However, as I close out my seventh year as a novelist with thirteen romance novels under my belt, I am faced with the near certainty that that’s not likely to happen.

(Remember to subscribe to my email list.)

Let’s face it, the days of the reclusive novelist who can sit at home and write and send their work out to the publishing world to sell are over. Everyone writes books these days. Actors, politicians, psychiatrists, musicians, librarians, bloggers, YouTubers—I could go on, but you get the picture.

The pipes are literally clogged with all the books all these non-writers are writing. How on earth is little ol’ non-flashy me gonna attract attention to my independently published romances with all those flashy covers “written” by all the flashy personalities taking up all that shelf space?

Gotta try, though, don’t I? (Email list sign up here.)

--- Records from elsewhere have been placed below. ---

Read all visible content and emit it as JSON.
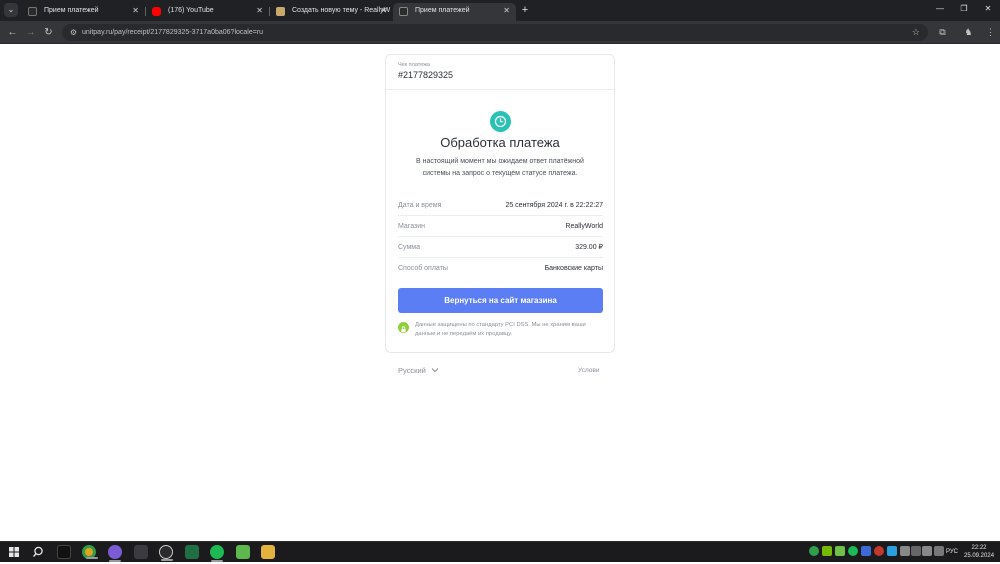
{
  "browser": {
    "tabs": [
      {
        "title": "Прием платежей",
        "favicon": "unitpay-favicon",
        "active": false
      },
      {
        "title": "(176) YouTube",
        "favicon": "youtube-favicon",
        "active": false
      },
      {
        "title": "Создать новую тему - ReallyW",
        "favicon": "forum-favicon",
        "active": false
      },
      {
        "title": "Прием платежей",
        "favicon": "unitpay-favicon",
        "active": true
      }
    ],
    "url": "unitpay.ru/pay/receipt/2177829325-3717a0ba06?locale=ru"
  },
  "receipt": {
    "label": "Чек платежа",
    "number": "#2177829325"
  },
  "status": {
    "title": "Обработка платежа",
    "description": "В настоящий момент мы ожидаем ответ платёжной системы на запрос о текущем статусе платежа.",
    "icon": "clock-icon",
    "color": "#29c2b4"
  },
  "details": [
    {
      "key": "Дата и время",
      "value": "25 сентября 2024 г. в 22:22:27"
    },
    {
      "key": "Магазин",
      "value": "ReallyWorld"
    },
    {
      "key": "Сумма",
      "value": "329.00 ₽"
    },
    {
      "key": "Способ оплаты",
      "value": "Банковские карты"
    }
  ],
  "back_button": {
    "label": "Вернуться на сайт магазина",
    "color": "#5b7ef5"
  },
  "security_note": "Данные защищены по стандарту PCI DSS. Мы не храним ваши данные и не передаём их продавцу.",
  "footer": {
    "language": "Русский",
    "terms": "Услови"
  },
  "taskbar": {
    "lang": "РУС",
    "time": "22:22",
    "date": "25.09.2024"
  }
}
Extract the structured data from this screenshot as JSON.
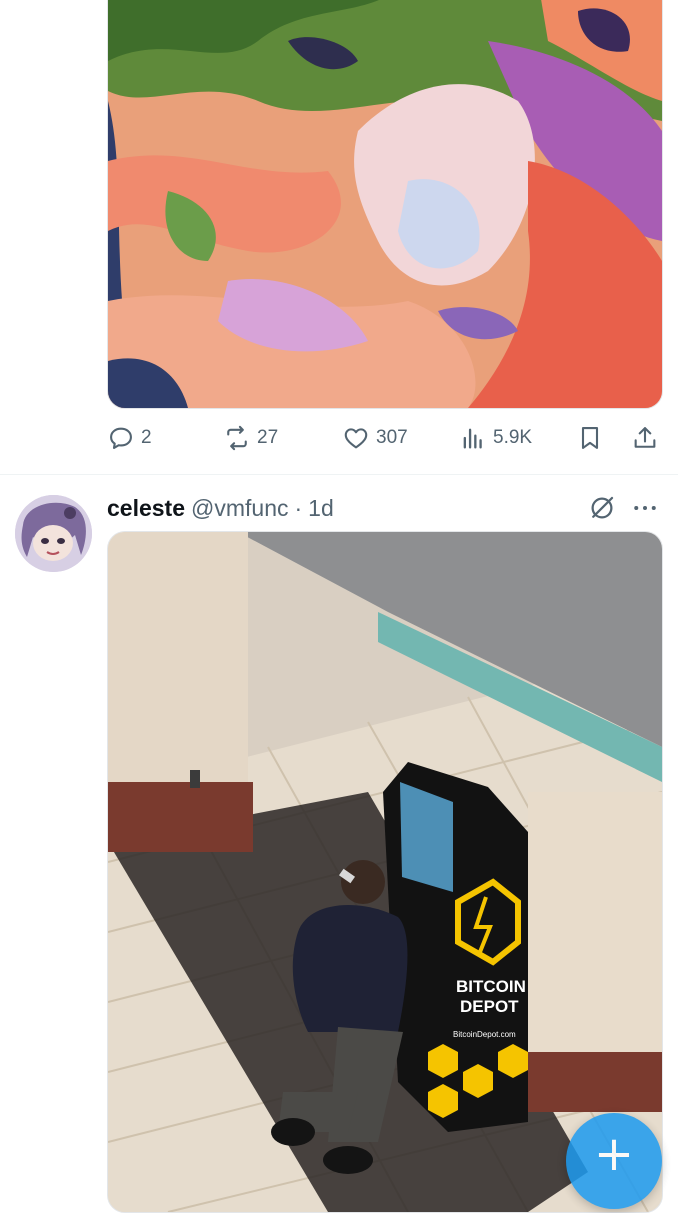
{
  "tweet_top": {
    "image_alt_icon": "painting-image",
    "actions": {
      "replies": "2",
      "reposts": "27",
      "likes": "307",
      "views": "5.9K"
    }
  },
  "tweet_second": {
    "display_name": "celeste",
    "handle": "@vmfunc",
    "separator": "·",
    "time": "1d",
    "atm_brand_line1": "BITCOIN",
    "atm_brand_line2": "DEPOT",
    "atm_url": "BitcoinDepot.com"
  },
  "fab": {
    "icon": "plus-icon",
    "symbol": "+"
  },
  "colors": {
    "accent": "#1d9bf0",
    "muted": "#536471",
    "text": "#0f1419"
  }
}
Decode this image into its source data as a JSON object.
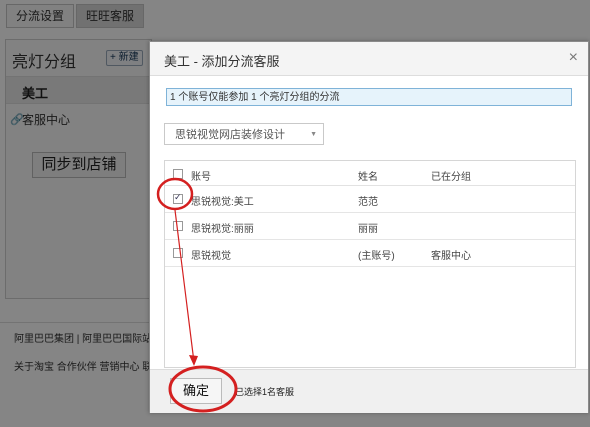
{
  "top_tabs": {
    "diversion_settings": "分流设置",
    "wangwang_service": "旺旺客服"
  },
  "left_panel": {
    "title": "亮灯分组",
    "new_button": "+ 新建",
    "active_item": "美工",
    "item": "客服中心",
    "sync_button": "同步到店铺"
  },
  "footer": {
    "line1": "阿里巴巴集团 | 阿里巴巴国际站",
    "line2": "关于淘宝  合作伙伴  营销中心  联"
  },
  "modal": {
    "title": "美工 - 添加分流客服",
    "close": "×",
    "notice": "1 个账号仅能参加 1 个亮灯分组的分流",
    "store_select": "思锐视觉网店装修设计",
    "table": {
      "headers": {
        "account": "账号",
        "name": "姓名",
        "group": "已在分组"
      },
      "rows": [
        {
          "account": "思锐视觉:美工",
          "name": "范范",
          "group": "",
          "checked": true
        },
        {
          "account": "思锐视觉:丽丽",
          "name": "丽丽",
          "group": "",
          "checked": false
        },
        {
          "account": "思锐视觉",
          "name": "(主账号)",
          "group": "客服中心",
          "checked": false
        }
      ]
    },
    "confirm_button": "确定",
    "selected_text": "已选择1名客服"
  },
  "colors": {
    "annotation_red": "#d42020",
    "notice_border": "#7fb3d8"
  }
}
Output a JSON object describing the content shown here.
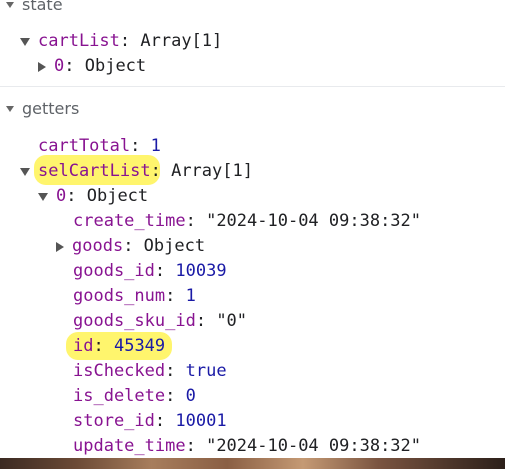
{
  "sections": {
    "state": "state",
    "getters": "getters"
  },
  "state": {
    "cartList_key": "cartList",
    "cartList_type": "Array[1]",
    "item0_key": "0",
    "item0_type": "Object"
  },
  "getters": {
    "cartTotal_key": "cartTotal",
    "cartTotal_value": "1",
    "selCartList_key": "selCartList",
    "selCartList_type": "Array[1]",
    "item0_key": "0",
    "item0_type": "Object",
    "fields": {
      "create_time_key": "create_time",
      "create_time_value": "\"2024-10-04 09:38:32\"",
      "goods_key": "goods",
      "goods_type": "Object",
      "goods_id_key": "goods_id",
      "goods_id_value": "10039",
      "goods_num_key": "goods_num",
      "goods_num_value": "1",
      "goods_sku_id_key": "goods_sku_id",
      "goods_sku_id_value": "\"0\"",
      "id_key": "id",
      "id_value": "45349",
      "isChecked_key": "isChecked",
      "isChecked_value": "true",
      "is_delete_key": "is_delete",
      "is_delete_value": "0",
      "store_id_key": "store_id",
      "store_id_value": "10001",
      "update_time_key": "update_time",
      "update_time_value": "\"2024-10-04 09:38:32\""
    }
  },
  "colors": {
    "key": "#881391",
    "number": "#1a1aa6",
    "text": "#202124",
    "section": "#5f6368",
    "highlight": "#fff23c"
  }
}
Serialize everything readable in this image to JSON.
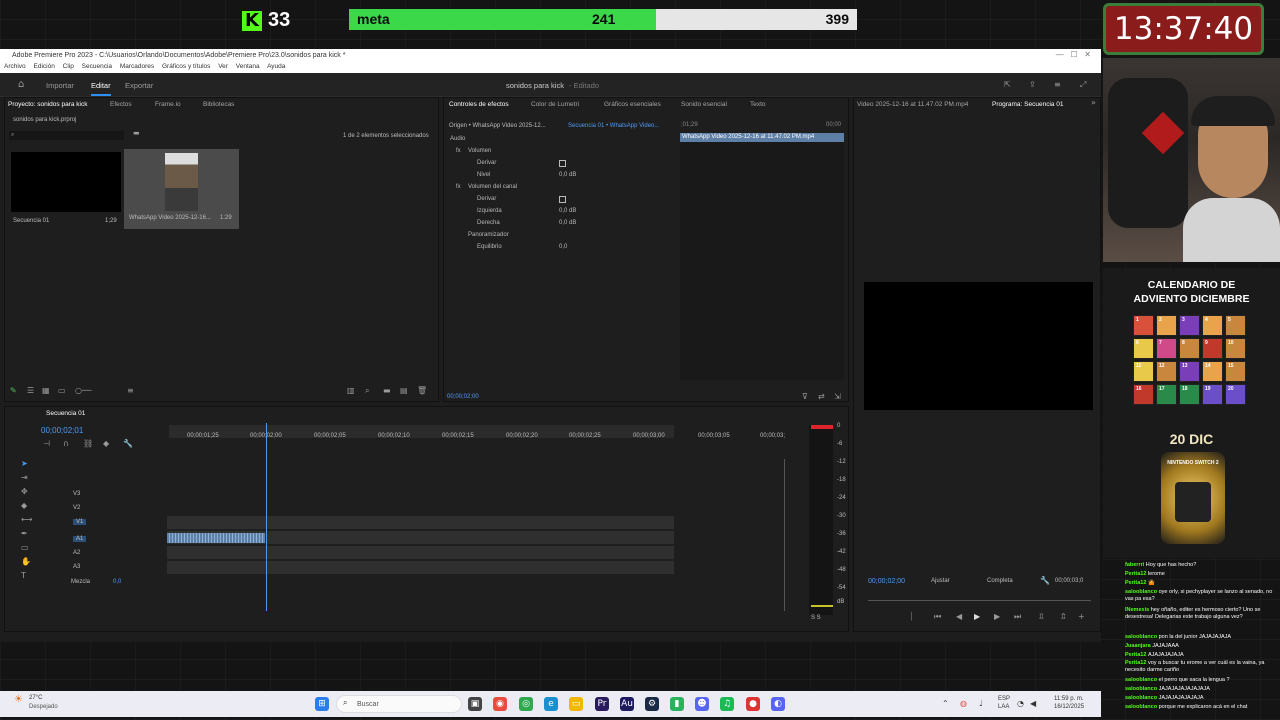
{
  "overlay": {
    "kick_count": "33",
    "meta_label": "meta",
    "meta_current": "241",
    "meta_total": "399",
    "meta_progress": 0.604,
    "clock": "13:37:40",
    "kick_logo_letter": "K"
  },
  "premiere": {
    "title": "Adobe Premiere Pro 2023 - C:\\Usuarios\\Orlando\\Documentos\\Adobe\\Premiere Pro\\23.0\\sonidos para kick *",
    "menu": [
      "Archivo",
      "Edición",
      "Clip",
      "Secuencia",
      "Marcadores",
      "Gráficos y títulos",
      "Ver",
      "Ventana",
      "Ayuda"
    ],
    "workspace_tabs": [
      "Importar",
      "Editar",
      "Exportar"
    ],
    "active_tab": "Editar",
    "project_title": "sonidos para kick",
    "edited_label": "- Editado",
    "project_panel": {
      "tabs": [
        "Proyecto: sonidos para kick",
        "Efectos",
        "Frame.io",
        "Bibliotecas"
      ],
      "file": "sonidos para kick.prproj",
      "selection": "1 de 2 elementos seleccionados",
      "items": [
        {
          "name": "Secuencia 01",
          "duration": "1;29"
        },
        {
          "name": "WhatsApp Video 2025-12-16...",
          "duration": "1:29"
        }
      ]
    },
    "effect_controls": {
      "tabs": [
        "Controles de efectos",
        "Color de Lumetri",
        "Gráficos esenciales",
        "Sonido esencial",
        "Texto"
      ],
      "origin": "Origen • WhatsApp Video 2025-12...",
      "sequence": "Secuencia 01 • WhatsApp Video...",
      "clip_label": "WhatsApp Video 2025-12-16 at 11.47.02 PM.mp4",
      "timecode_small": ";01;29",
      "timecode_end": "00;00",
      "rows": [
        {
          "label": "Audio",
          "value": ""
        },
        {
          "label": "Volumen",
          "value": ""
        },
        {
          "label": "Derivar",
          "value": ""
        },
        {
          "label": "Nivel",
          "value": "0,0 dB"
        },
        {
          "label": "Volumen del canal",
          "value": ""
        },
        {
          "label": "Derivar",
          "value": ""
        },
        {
          "label": "Izquierda",
          "value": "0,0 dB"
        },
        {
          "label": "Derecha",
          "value": "0,0 dB"
        },
        {
          "label": "Panoramizador",
          "value": ""
        },
        {
          "label": "Equilibrio",
          "value": "0,0"
        }
      ],
      "current_time": "00;00;02;00"
    },
    "program_monitor": {
      "source_tab": "Video 2025-12-16 at 11.47.02 PM.mp4",
      "program_tab": "Programa: Secuencia 01",
      "timecode": "00;00;02;00",
      "fit": "Ajustar",
      "quality": "Completa",
      "duration": "00;00;03;0"
    },
    "timeline": {
      "sequence": "Secuencia 01",
      "timecode": "00;00;02;01",
      "ruler": [
        "00;00;01;25",
        "00;00;02;00",
        "00;00;02;05",
        "00;00;02;10",
        "00;00;02;15",
        "00;00;02;20",
        "00;00;02;25",
        "00;00;03;00",
        "00;00;03;05",
        "00;00;03;"
      ],
      "video_tracks": [
        "V3",
        "V2",
        "V1"
      ],
      "audio_tracks": [
        "A1",
        "A2",
        "A3"
      ],
      "mix_label": "Mezcla",
      "mix_value": "0,0",
      "meter_scale": [
        "0",
        "-6",
        "-12",
        "-18",
        "-24",
        "-30",
        "-36",
        "-42",
        "-48",
        "-54",
        "dB"
      ],
      "meter_bottom": "S S"
    }
  },
  "taskbar": {
    "temp": "27°C",
    "weather": "Despejado",
    "search": "Buscar",
    "lang1": "ESP",
    "lang2": "LAA",
    "time": "11:59 p. m.",
    "date": "16/12/2025"
  },
  "calendar": {
    "title_line1": "CALENDARIO DE",
    "title_line2": "ADVIENTO DICIEMBRE",
    "day_label": "20 DIC",
    "prize_label": "NINTENDO SWITCH 2",
    "numbers": [
      "1",
      "2",
      "3",
      "4",
      "5",
      "6",
      "7",
      "8",
      "9",
      "10",
      "11",
      "12",
      "13",
      "14",
      "15",
      "16",
      "17",
      "18",
      "19",
      "20"
    ]
  },
  "chat": [
    {
      "user": "faberrri",
      "text": "Hoy que has hecho?"
    },
    {
      "user": "Perita12",
      "text": "lerome"
    },
    {
      "user": "Perita12",
      "text": "🤷"
    },
    {
      "user": "salooblanco",
      "text": "oye orly, si pechyplayer se lanzo al senado, no vas pa esa?"
    },
    {
      "user": "INemexis",
      "text": "hey oñaño, editer es hermoso cierto? Uno se desestresa! Delegarias este trabajo alguna vez?"
    },
    {
      "user": "salooblanco",
      "text": "pon la del junior JAJAJAJAJA"
    },
    {
      "user": "Juaanjara",
      "text": "JAJAJAAA"
    },
    {
      "user": "Perita12",
      "text": "AJAJAJAJAJA"
    },
    {
      "user": "Perita12",
      "text": "voy a buscar tu erome a ver cuál es la vaina, ya necesito darme cariño"
    },
    {
      "user": "salooblanco",
      "text": "el perro que saca la lengua ?"
    },
    {
      "user": "salooblanco",
      "text": "JAJAJAJAJAJAJAJA"
    },
    {
      "user": "salooblanco",
      "text": "JAJAJAJAJAJAJA"
    },
    {
      "user": "salooblanco",
      "text": "porque me explicaron acá en el chat"
    }
  ]
}
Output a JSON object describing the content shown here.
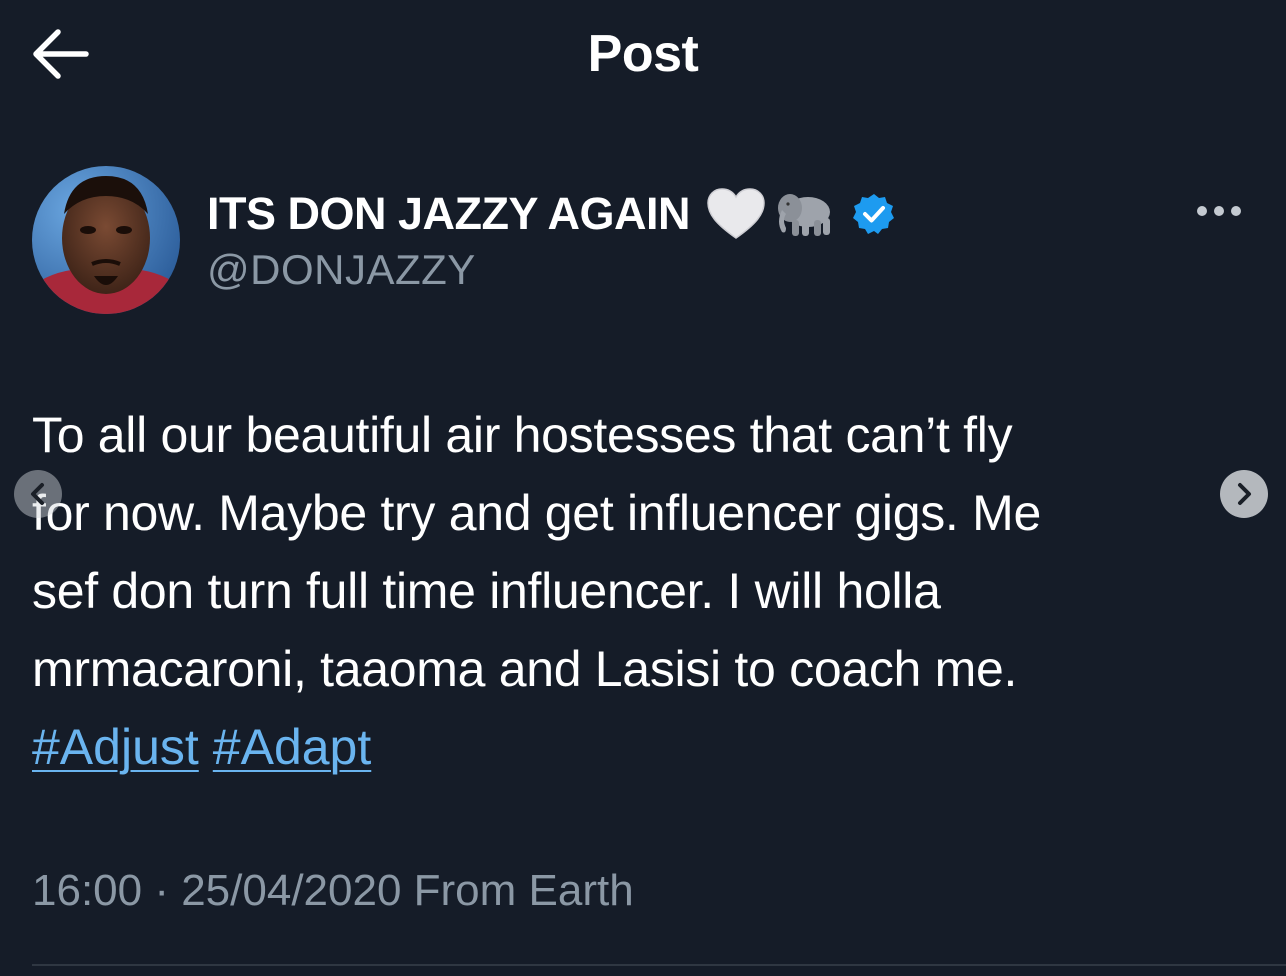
{
  "header": {
    "title": "Post",
    "back_icon": "arrow-left-icon"
  },
  "author": {
    "display_name": "ITS DON JAZZY AGAIN",
    "name_emojis": [
      "white-heart-emoji",
      "elephant-emoji"
    ],
    "verified": true,
    "handle": "@DONJAZZY",
    "avatar": "avatar-photo"
  },
  "post": {
    "text_lines": [
      "To all our beautiful air hostesses that can’t fly",
      "for now. Maybe try and get influencer gigs. Me",
      "sef don turn full time influencer. I will holla",
      "mrmacaroni, taaoma and Lasisi to coach me."
    ],
    "hashtags": [
      "#Adjust",
      "#Adapt"
    ],
    "timestamp": "16:00 · 25/04/2020 From Earth"
  },
  "colors": {
    "background": "#151c28",
    "text": "#ffffff",
    "secondary_text": "#8b98a5",
    "link": "#6ab4ef",
    "verified_badge": "#1d9bf0"
  }
}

So, I’m turning over a new leaf in the new year. I’m working out an actual marketing plan and exploring other avenues for publishing. I’m looking at what’s worked and what hasn’t and what I’ve never tried before. And I’m kicking it all off with a newsletter that launches on January 1. If you want to keep up with what’s happening with me, you might want to sign up. Here’s a link to do that: Email list sign up.

Oh, and even if you don’t really care what’s happening with me and my career, you might want to sign up anyway since I’m giving away a $50 Amazon gift card to one lucky subscriber. Want that sign up link again? Here you go.

Comments Off on End of Year Retrospective: Why I Write

Filed under Thoughts, Writing